(Records excerpted from a collection)
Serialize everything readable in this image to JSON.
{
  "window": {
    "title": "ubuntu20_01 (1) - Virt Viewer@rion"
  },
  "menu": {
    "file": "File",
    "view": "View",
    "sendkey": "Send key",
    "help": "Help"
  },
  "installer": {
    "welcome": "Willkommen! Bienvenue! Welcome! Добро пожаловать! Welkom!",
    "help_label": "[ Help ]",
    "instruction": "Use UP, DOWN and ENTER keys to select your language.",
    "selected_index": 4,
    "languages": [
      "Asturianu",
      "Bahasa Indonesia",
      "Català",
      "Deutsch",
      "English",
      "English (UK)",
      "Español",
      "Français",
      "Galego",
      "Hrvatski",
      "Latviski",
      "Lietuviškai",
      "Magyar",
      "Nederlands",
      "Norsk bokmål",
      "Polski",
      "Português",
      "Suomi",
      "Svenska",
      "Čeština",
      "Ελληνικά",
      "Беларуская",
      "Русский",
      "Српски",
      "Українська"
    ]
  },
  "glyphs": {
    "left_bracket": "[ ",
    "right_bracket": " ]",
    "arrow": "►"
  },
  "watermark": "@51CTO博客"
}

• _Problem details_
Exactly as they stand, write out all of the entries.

• _Result_
Serialize everything readable in this image to JSON.
{
  "window": {
    "title": "ubuntu20_01 (1) - Virt Viewer@rion"
  },
  "menu": {
    "file": "File",
    "view": "View",
    "sendkey": "Send key",
    "help": "Help"
  },
  "installer": {
    "welcome": "Willkommen! Bienvenue! Welcome! Добро пожаловать! Welkom!",
    "help_label": "[ Help ]",
    "instruction": "Use UP, DOWN and ENTER keys to select your language.",
    "selected_index": 4,
    "languages": [
      "Asturianu",
      "Bahasa Indonesia",
      "Català",
      "Deutsch",
      "English",
      "English (UK)",
      "Español",
      "Français",
      "Galego",
      "Hrvatski",
      "Latviski",
      "Lietuviškai",
      "Magyar",
      "Nederlands",
      "Norsk bokmål",
      "Polski",
      "Português",
      "Suomi",
      "Svenska",
      "Čeština",
      "Ελληνικά",
      "Беларуская",
      "Русский",
      "Српски",
      "Українська"
    ]
  },
  "glyphs": {
    "left_bracket": "[ ",
    "right_bracket": " ]",
    "arrow": "►"
  },
  "watermark": "@51CTO博客"
}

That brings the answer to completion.